Alice Pleasance Liddell (May 4, 1852 – November 15, 1934) was the inspiration for children's classic Alice's Adventures in Wonderland by Lewis Carroll. Her surname Liddell is pronounced /lɪdl̩/ and rhymes with fiddle.
Origin of Alice in Wonderland
Alice Liddell was a daughter of Henry Liddell, Dean of Christ Church, Oxford, and his wife Lorina Hanna, née Reeve. Alice was the fourth child. She had two older brothers, Harry (born 1847) and Arthur (born 1850), who died of scarlet fever in 1853, and an older sister, Lorina (born 1849). She also had six younger siblings, including her sister Edith (born 1854), to whom she was very close. One of her younger brothers died as an infant.
At the time of her birth, Alice's father was the Dean of Westminster School but was soon after appointed to the deanery of Christ Church, Oxford. The Liddell family moved to Oxford in 1856. Soon after this move, Alice first met Charles Lutwidge Dodgson, who encountered the Dean's family while he was photographing the cathedral on April 25, 1856. Alice was almost four. He became a close friend of the Liddell family in subsequent years (see Relationship with Lewis Carroll below).
Alice grew up primarily in the company of the two sisters nearest to her in age: Lorina, who was three years older, and Edith, who was two years younger. She and her family regularly spent holidays at their holiday home Penmorfa, now the Gogarth Abbey Hotel on the wild West Shore of Llandudno in North Wales.
When Alice was a young woman, she set out on a grand tour of Europe with Lorina and Edith.

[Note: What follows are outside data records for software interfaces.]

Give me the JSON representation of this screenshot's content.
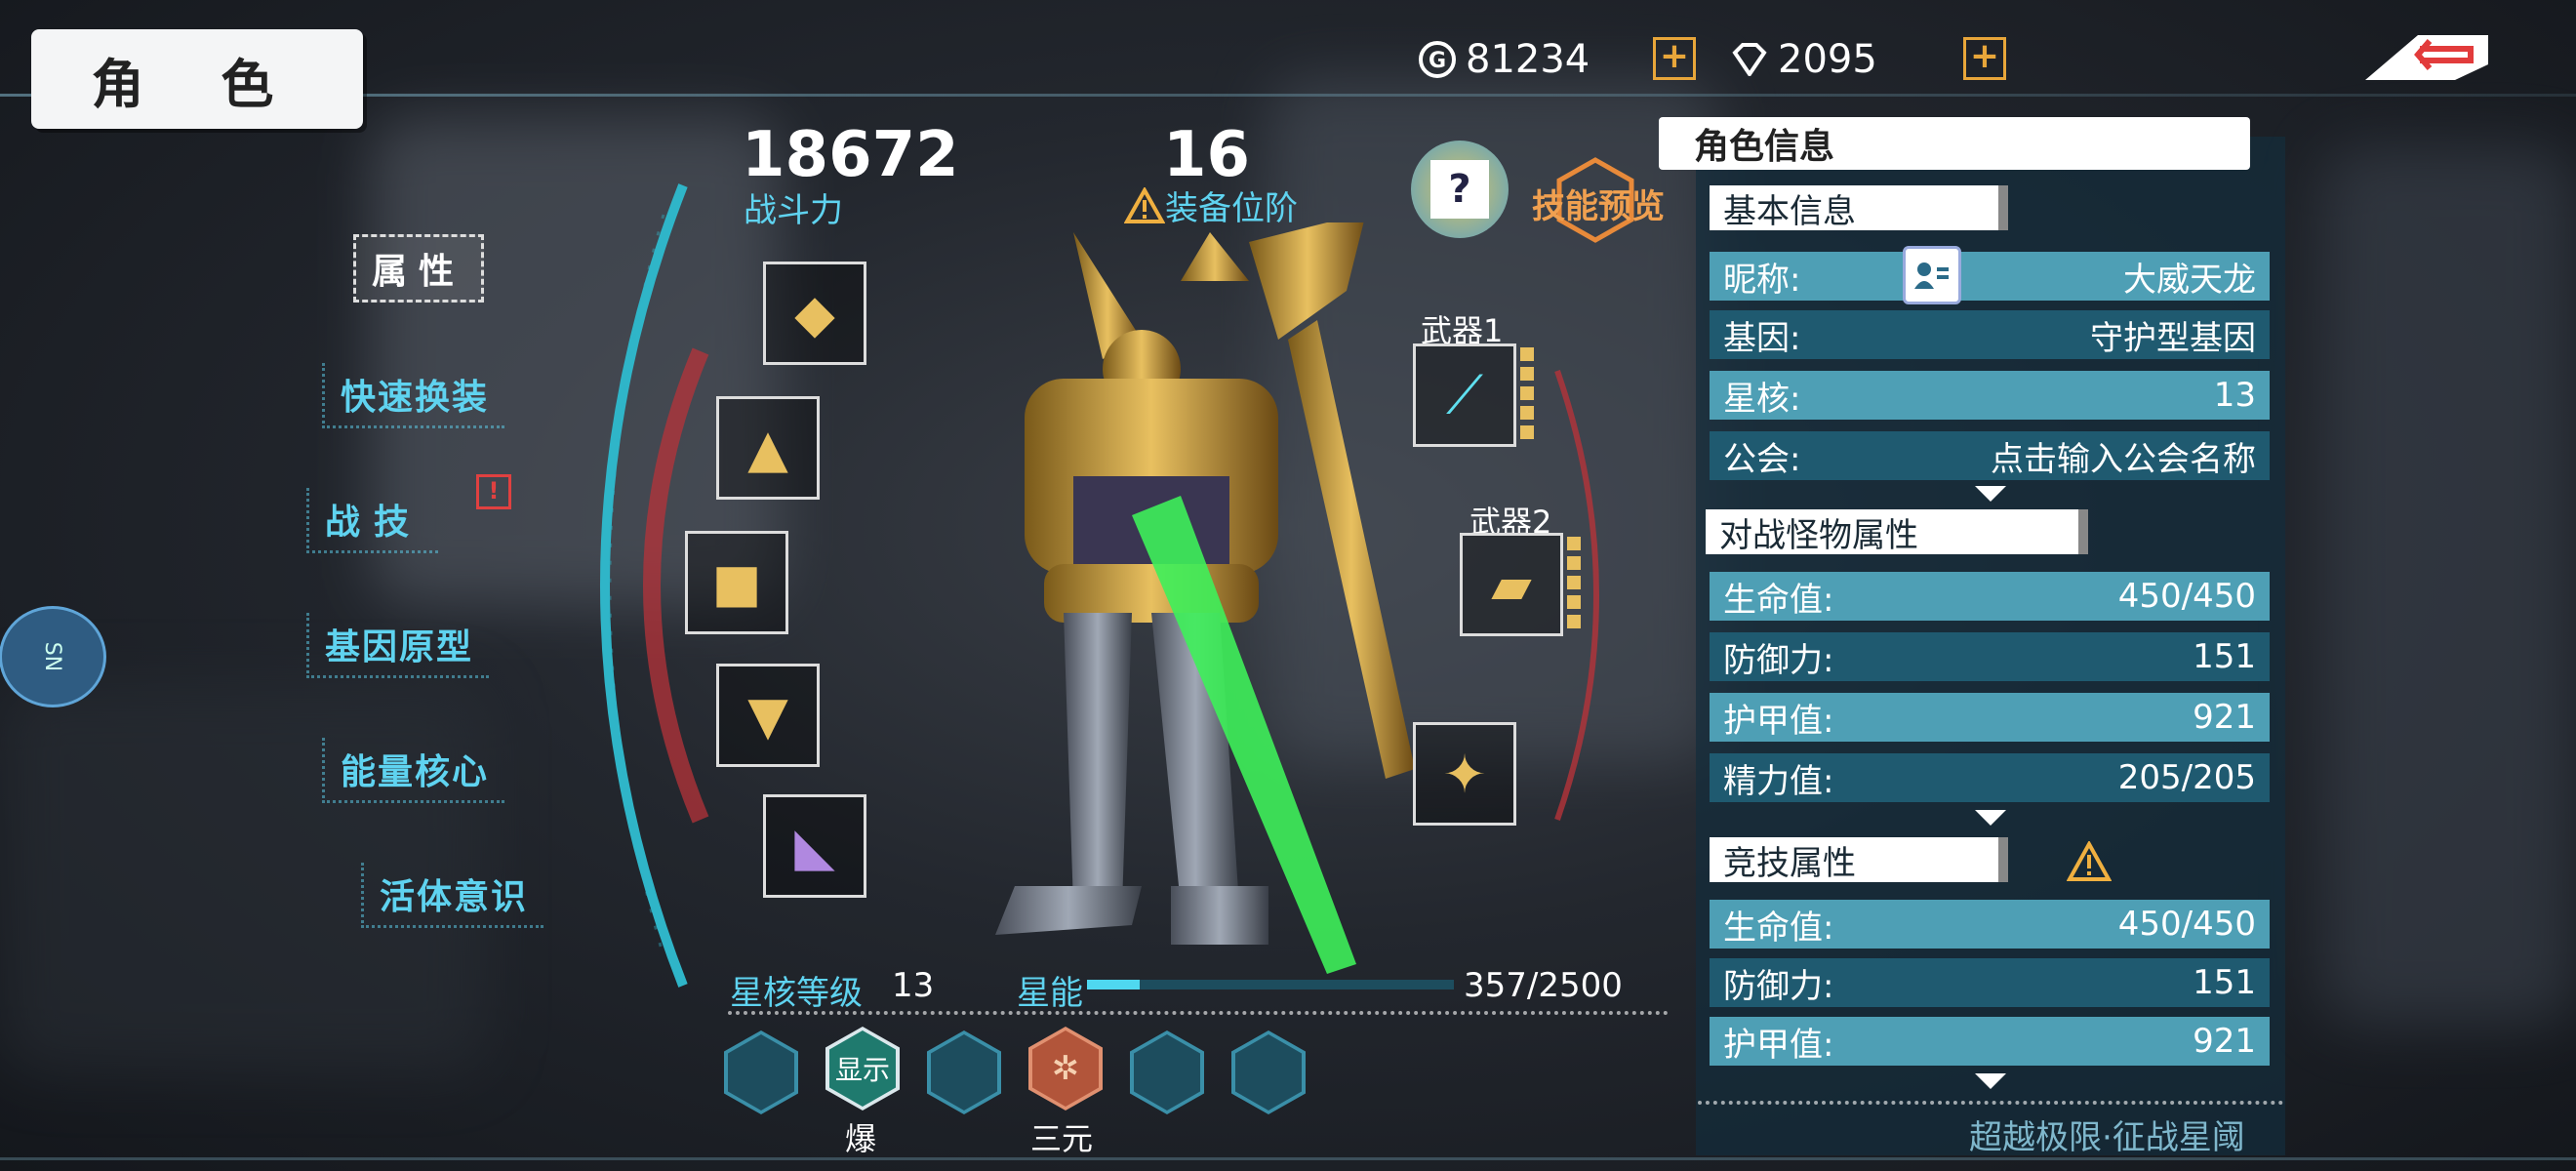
{
  "header": {
    "title": "角 色",
    "currency": [
      {
        "icon": "gold-coin-icon",
        "value": "81234"
      },
      {
        "icon": "diamond-icon",
        "value": "2095"
      }
    ]
  },
  "menu": {
    "items": [
      {
        "label": "属性",
        "active": true
      },
      {
        "label": "快速换装"
      },
      {
        "label": "战技",
        "alert": "!"
      },
      {
        "label": "基因原型"
      },
      {
        "label": "能量核心"
      },
      {
        "label": "活体意识"
      }
    ]
  },
  "stats": {
    "power_value": "18672",
    "power_label": "战斗力",
    "equip_value": "16",
    "equip_label": "装备位阶",
    "skill_preview_label": "技能预览",
    "help_label": "?"
  },
  "weapons": {
    "weapon1_label": "武器1",
    "weapon2_label": "武器2"
  },
  "star_core": {
    "level_label": "星核等级",
    "level_value": "13",
    "energy_label": "星能",
    "energy_value": "357/2500",
    "energy_fraction": 0.143
  },
  "hex_slots": {
    "show_label": "显示",
    "labels": [
      "爆",
      "三元"
    ]
  },
  "panel": {
    "title": "角色信息",
    "basic": {
      "title": "基本信息",
      "rows": [
        {
          "label": "昵称:",
          "value": "大威天龙"
        },
        {
          "label": "基因:",
          "value": "守护型基因"
        },
        {
          "label": "星核:",
          "value": "13"
        },
        {
          "label": "公会:",
          "value": "点击输入公会名称"
        }
      ]
    },
    "pve": {
      "title": "对战怪物属性",
      "rows": [
        {
          "label": "生命值:",
          "value": "450/450"
        },
        {
          "label": "防御力:",
          "value": "151"
        },
        {
          "label": "护甲值:",
          "value": "921"
        },
        {
          "label": "精力值:",
          "value": "205/205"
        }
      ]
    },
    "pvp": {
      "title": "竞技属性",
      "rows": [
        {
          "label": "生命值:",
          "value": "450/450"
        },
        {
          "label": "防御力:",
          "value": "151"
        },
        {
          "label": "护甲值:",
          "value": "921"
        }
      ]
    },
    "footer": "超越极限·征战星阈"
  },
  "side_button": {
    "label": "SN"
  }
}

Two years later, Edith died, possibly of measles or peritonitis (accounts differ), shortly before she was to be married. One story has it that Alice became a romantic interest of Prince Leopold, the youngest son of Queen Victoria, but the evidence for this is sparse. It is true that Leopold's first child was called 'Alice' and that he acted as godfather to Alice's son, Leopold Reginald Hargreaves. (Leopold's most recent biographer suggests it is far more likely that Alice's sister Edith was the true recipient of Leopold's attention.)
Alice married Reginald Hargreaves on September 15, 1880, at the age of 28 in Westminster Abbey. They had three sons: Alan Knyveton Hargreaves and Leopold Reginald "Rex" Hargreaves (both were killed in action in World War I); and Caryl Liddell Hargreaves, who survived to have a daughter of his own. Alice denied that the name 'Caryl' was in any way associated with Charles Dodgson's pseudonym. Reginald Hargreaves inherited a considerable fortune, and Alice became a noted society hostess.

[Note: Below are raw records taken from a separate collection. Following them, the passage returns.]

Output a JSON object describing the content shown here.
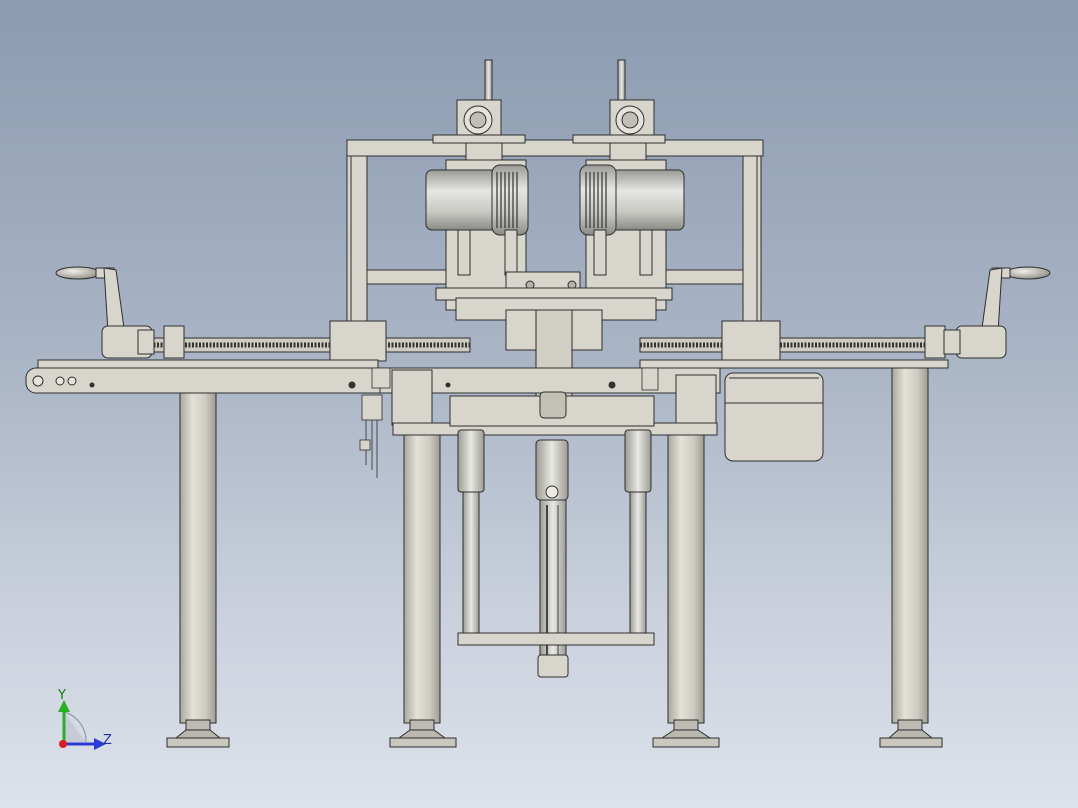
{
  "viewport": {
    "background_top": "#8c9bb1",
    "background_bottom": "#dde2ea",
    "part_color": "#d8d6cc",
    "edge_color": "#2e2e2e"
  },
  "triad": {
    "y_label": "Y",
    "z_label": "Z",
    "y_color": "#27b027",
    "z_color": "#2b3bd8",
    "x_color": "#d81f1f"
  }
}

After Reginald Hargreaves' death, the cost of maintaining their home, Cuffnells, was such that Alice deemed it necessary to sell her copy of Alice's Adventures Under Ground. The manuscript fetched nearly four times the reserve price given it by Sotheby's auction house and sold for £15,400. It became the possession of Eldridge R. Johnson and was displayed at Columbia University on the centennial of Carroll's birth. (Alice was present, aged 80, and it was on this visit to America that she met Peter Llewelyn-Davies, one of the brothers who were the inspiration for J. M. Barrie's Peter Pan). At Johnson's death, the book was purchased by a consortium of American bibliophiles and presented to the British people "in recognition of Britain's courage in facing Hitler before America came into the war." The manuscript now resides in the British Library.
The relationship between Alice Liddell and Charles Dodgson has been the source of much controversy. Many biographers have supposed that Dodgson was romantically or sexually attached to the child, though there has never been any direct proof for this and more benign accounts assume merely a platonic fondness. It is certainly true that the evidence pool on which any claims can be based is very small and that many authors writing on the topic have tended to indulge in a great deal of undocumented speculation.

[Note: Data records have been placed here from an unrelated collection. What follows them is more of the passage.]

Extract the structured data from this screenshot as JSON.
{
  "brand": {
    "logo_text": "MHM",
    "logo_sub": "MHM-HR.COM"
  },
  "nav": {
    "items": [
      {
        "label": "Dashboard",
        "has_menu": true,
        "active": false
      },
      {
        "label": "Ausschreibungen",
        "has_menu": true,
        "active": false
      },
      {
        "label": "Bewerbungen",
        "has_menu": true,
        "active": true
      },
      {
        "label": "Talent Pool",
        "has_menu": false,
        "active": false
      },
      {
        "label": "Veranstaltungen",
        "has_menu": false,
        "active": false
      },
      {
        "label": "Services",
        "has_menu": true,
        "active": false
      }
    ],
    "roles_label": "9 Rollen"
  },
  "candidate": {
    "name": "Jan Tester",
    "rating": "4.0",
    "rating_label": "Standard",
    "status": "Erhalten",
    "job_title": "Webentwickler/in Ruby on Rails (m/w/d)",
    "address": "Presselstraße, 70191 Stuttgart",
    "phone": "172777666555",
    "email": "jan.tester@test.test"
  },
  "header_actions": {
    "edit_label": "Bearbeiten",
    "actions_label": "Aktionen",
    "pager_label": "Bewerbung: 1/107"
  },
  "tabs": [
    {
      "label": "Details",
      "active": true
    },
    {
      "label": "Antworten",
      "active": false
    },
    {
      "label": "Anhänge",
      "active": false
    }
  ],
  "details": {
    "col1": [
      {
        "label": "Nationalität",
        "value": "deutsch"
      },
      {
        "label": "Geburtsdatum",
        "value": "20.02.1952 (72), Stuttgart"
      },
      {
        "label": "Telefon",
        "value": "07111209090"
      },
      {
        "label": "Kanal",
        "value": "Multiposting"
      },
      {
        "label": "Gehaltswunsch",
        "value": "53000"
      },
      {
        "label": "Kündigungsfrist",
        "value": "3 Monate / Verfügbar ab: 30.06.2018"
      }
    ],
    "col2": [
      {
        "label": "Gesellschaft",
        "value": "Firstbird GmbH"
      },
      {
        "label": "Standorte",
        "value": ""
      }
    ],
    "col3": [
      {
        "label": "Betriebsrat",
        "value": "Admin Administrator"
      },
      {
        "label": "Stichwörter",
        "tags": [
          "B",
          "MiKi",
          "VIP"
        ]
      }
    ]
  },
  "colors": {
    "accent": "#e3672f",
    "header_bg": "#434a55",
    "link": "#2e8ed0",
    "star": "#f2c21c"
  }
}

Dodgson met the Liddell family in 1855. He first befriended Harry, the older brother, and later took both Harry and Ina on several boating trips and picnics to the scenic areas around Oxford. Later, when Harry went to school, Alice and her younger sister Edith joined the party. Dodgson entertained the children by telling them fantastic stories to while away the time. He also used them as subjects for his hobby, photography. It has often been stated that Alice was clearly his favorite subject in these years, but there is very little evidence to suggest that this is so. Dodgson's diaries from April 18, 1858 to May 8, 1862 are missing and were, presumably, destroyed by his heirs. They would have covered his close friendship with the Liddells and many other experiences. No one knows how or why they went missing.
The relationship between the Liddells and Dodgson suffered a sudden break in June 1863. Until recently, there was no record of why the rift occurred, since the Liddells never openly spoke of it, and the single page in Dodgson's diary recording June 27–29 1863 (which seems to cover the period of the break) is missing. Until recently, the only source for what happened on that day had been guesswork (of which there is much), all centered on the idea that Alice Liddell was, somehow, the cause of the break. It was long speculated that Alice's mother, Lorina Liddell, disapproved of Dodgson's interest in her daughter as she saw him as an unfit companion for her very young child, then only 11.